→ **Problem**
Make an exact copy of the listing below.
━━━ Dataset records ━━━
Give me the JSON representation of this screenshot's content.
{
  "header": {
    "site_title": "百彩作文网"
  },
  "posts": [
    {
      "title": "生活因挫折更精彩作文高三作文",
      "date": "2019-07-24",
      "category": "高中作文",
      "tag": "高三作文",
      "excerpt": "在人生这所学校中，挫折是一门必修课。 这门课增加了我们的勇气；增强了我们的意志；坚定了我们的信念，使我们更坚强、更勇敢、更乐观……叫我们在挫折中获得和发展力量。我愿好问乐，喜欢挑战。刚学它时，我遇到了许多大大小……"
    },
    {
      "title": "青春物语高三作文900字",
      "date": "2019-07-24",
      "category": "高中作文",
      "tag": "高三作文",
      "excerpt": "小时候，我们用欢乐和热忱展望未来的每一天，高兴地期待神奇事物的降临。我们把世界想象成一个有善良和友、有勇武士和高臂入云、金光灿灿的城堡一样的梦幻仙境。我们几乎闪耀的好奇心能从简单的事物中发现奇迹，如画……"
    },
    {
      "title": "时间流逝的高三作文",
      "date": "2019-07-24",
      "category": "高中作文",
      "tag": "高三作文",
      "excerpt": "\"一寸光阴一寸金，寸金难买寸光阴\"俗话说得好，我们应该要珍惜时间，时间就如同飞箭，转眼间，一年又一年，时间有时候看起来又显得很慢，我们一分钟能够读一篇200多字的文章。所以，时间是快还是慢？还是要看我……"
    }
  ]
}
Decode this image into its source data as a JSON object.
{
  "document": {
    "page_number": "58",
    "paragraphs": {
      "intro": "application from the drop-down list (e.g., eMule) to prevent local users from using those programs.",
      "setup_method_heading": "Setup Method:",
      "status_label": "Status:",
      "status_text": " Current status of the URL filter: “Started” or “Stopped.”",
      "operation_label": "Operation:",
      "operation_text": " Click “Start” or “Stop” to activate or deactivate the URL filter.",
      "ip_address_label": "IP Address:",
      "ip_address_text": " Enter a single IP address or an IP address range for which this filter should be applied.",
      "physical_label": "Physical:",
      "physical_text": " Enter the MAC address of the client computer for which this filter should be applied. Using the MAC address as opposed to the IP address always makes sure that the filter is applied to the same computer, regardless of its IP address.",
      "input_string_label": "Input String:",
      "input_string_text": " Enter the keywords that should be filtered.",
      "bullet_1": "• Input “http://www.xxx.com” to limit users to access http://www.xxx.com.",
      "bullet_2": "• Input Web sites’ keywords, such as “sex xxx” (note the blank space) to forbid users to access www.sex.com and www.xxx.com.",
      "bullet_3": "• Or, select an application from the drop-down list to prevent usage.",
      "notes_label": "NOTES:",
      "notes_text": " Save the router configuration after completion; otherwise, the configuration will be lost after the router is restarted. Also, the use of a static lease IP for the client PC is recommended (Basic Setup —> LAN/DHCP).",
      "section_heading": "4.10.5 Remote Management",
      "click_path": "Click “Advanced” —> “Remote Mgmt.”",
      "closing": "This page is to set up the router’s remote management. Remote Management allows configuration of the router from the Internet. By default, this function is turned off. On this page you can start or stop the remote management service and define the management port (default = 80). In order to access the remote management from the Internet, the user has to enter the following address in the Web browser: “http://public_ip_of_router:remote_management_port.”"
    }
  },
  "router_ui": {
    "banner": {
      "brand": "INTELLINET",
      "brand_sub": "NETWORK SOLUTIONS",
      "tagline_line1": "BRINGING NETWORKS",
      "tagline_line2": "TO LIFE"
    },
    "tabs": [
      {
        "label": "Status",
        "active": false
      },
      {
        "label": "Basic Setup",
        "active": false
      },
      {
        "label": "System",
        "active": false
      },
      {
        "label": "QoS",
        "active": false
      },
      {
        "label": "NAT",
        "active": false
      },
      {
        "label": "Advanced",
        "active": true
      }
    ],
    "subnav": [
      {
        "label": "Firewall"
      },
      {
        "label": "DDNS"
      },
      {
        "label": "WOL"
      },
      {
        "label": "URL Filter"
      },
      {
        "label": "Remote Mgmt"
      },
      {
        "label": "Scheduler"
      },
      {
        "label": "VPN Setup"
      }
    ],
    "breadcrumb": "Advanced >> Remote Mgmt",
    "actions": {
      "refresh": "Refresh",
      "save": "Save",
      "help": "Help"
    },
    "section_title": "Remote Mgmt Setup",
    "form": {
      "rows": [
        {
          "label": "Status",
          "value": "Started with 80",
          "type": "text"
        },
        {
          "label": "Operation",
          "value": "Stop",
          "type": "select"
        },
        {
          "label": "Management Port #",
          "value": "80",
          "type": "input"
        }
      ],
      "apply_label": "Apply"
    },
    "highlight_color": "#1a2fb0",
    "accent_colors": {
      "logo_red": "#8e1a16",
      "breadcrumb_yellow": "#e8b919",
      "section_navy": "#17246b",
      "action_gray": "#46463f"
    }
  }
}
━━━
→ **Exercise response**
Give me the JSON representation of this screenshot's content.
{
  "header": {
    "site_title": "百彩作文网"
  },
  "posts": [
    {
      "title": "生活因挫折更精彩作文高三作文",
      "date": "2019-07-24",
      "category": "高中作文",
      "tag": "高三作文",
      "excerpt": "在人生这所学校中，挫折是一门必修课。 这门课增加了我们的勇气；增强了我们的意志；坚定了我们的信念，使我们更坚强、更勇敢、更乐观……叫我们在挫折中获得和发展力量。我愿好问乐，喜欢挑战。刚学它时，我遇到了许多大大小……"
    },
    {
      "title": "青春物语高三作文900字",
      "date": "2019-07-24",
      "category": "高中作文",
      "tag": "高三作文",
      "excerpt": "小时候，我们用欢乐和热忱展望未来的每一天，高兴地期待神奇事物的降临。我们把世界想象成一个有善良和友、有勇武士和高臂入云、金光灿灿的城堡一样的梦幻仙境。我们几乎闪耀的好奇心能从简单的事物中发现奇迹，如画……"
    },
    {
      "title": "时间流逝的高三作文",
      "date": "2019-07-24",
      "category": "高中作文",
      "tag": "高三作文",
      "excerpt": "\"一寸光阴一寸金，寸金难买寸光阴\"俗话说得好，我们应该要珍惜时间，时间就如同飞箭，转眼间，一年又一年，时间有时候看起来又显得很慢，我们一分钟能够读一篇200多字的文章。所以，时间是快还是慢？还是要看我……"
    }
  ]
}
Decode this image into its source data as a JSON object.
{
  "document": {
    "page_number": "58",
    "paragraphs": {
      "intro": "application from the drop-down list (e.g., eMule) to prevent local users from using those programs.",
      "setup_method_heading": "Setup Method:",
      "status_label": "Status:",
      "status_text": " Current status of the URL filter: “Started” or “Stopped.”",
      "operation_label": "Operation:",
      "operation_text": " Click “Start” or “Stop” to activate or deactivate the URL filter.",
      "ip_address_label": "IP Address:",
      "ip_address_text": " Enter a single IP address or an IP address range for which this filter should be applied.",
      "physical_label": "Physical:",
      "physical_text": " Enter the MAC address of the client computer for which this filter should be applied. Using the MAC address as opposed to the IP address always makes sure that the filter is applied to the same computer, regardless of its IP address.",
      "input_string_label": "Input String:",
      "input_string_text": " Enter the keywords that should be filtered.",
      "bullet_1": "• Input “http://www.xxx.com” to limit users to access http://www.xxx.com.",
      "bullet_2": "• Input Web sites’ keywords, such as “sex xxx” (note the blank space) to forbid users to access www.sex.com and www.xxx.com.",
      "bullet_3": "• Or, select an application from the drop-down list to prevent usage.",
      "notes_label": "NOTES:",
      "notes_text": " Save the router configuration after completion; otherwise, the configuration will be lost after the router is restarted. Also, the use of a static lease IP for the client PC is recommended (Basic Setup —> LAN/DHCP).",
      "section_heading": "4.10.5 Remote Management",
      "click_path": "Click “Advanced” —> “Remote Mgmt.”",
      "closing": "This page is to set up the router’s remote management. Remote Management allows configuration of the router from the Internet. By default, this function is turned off. On this page you can start or stop the remote management service and define the management port (default = 80). In order to access the remote management from the Internet, the user has to enter the following address in the Web browser: “http://public_ip_of_router:remote_management_port.”"
    }
  },
  "router_ui": {
    "banner": {
      "brand": "INTELLINET",
      "brand_sub": "NETWORK SOLUTIONS",
      "tagline_line1": "BRINGING NETWORKS",
      "tagline_line2": "TO LIFE"
    },
    "tabs": [
      {
        "label": "Status",
        "active": false
      },
      {
        "label": "Basic Setup",
        "active": false
      },
      {
        "label": "System",
        "active": false
      },
      {
        "label": "QoS",
        "active": false
      },
      {
        "label": "NAT",
        "active": false
      },
      {
        "label": "Advanced",
        "active": true
      }
    ],
    "subnav": [
      {
        "label": "Firewall"
      },
      {
        "label": "DDNS"
      },
      {
        "label": "WOL"
      },
      {
        "label": "URL Filter"
      },
      {
        "label": "Remote Mgmt"
      },
      {
        "label": "Scheduler"
      },
      {
        "label": "VPN Setup"
      }
    ],
    "breadcrumb": "Advanced >> Remote Mgmt",
    "actions": {
      "refresh": "Refresh",
      "save": "Save",
      "help": "Help"
    },
    "section_title": "Remote Mgmt Setup",
    "form": {
      "rows": [
        {
          "label": "Status",
          "value": "Started with 80",
          "type": "text"
        },
        {
          "label": "Operation",
          "value": "Stop",
          "type": "select"
        },
        {
          "label": "Management Port #",
          "value": "80",
          "type": "input"
        }
      ],
      "apply_label": "Apply"
    },
    "highlight_color": "#1a2fb0",
    "accent_colors": {
      "logo_red": "#8e1a16",
      "breadcrumb_yellow": "#e8b919",
      "section_navy": "#17246b",
      "action_gray": "#46463f"
    }
  }
}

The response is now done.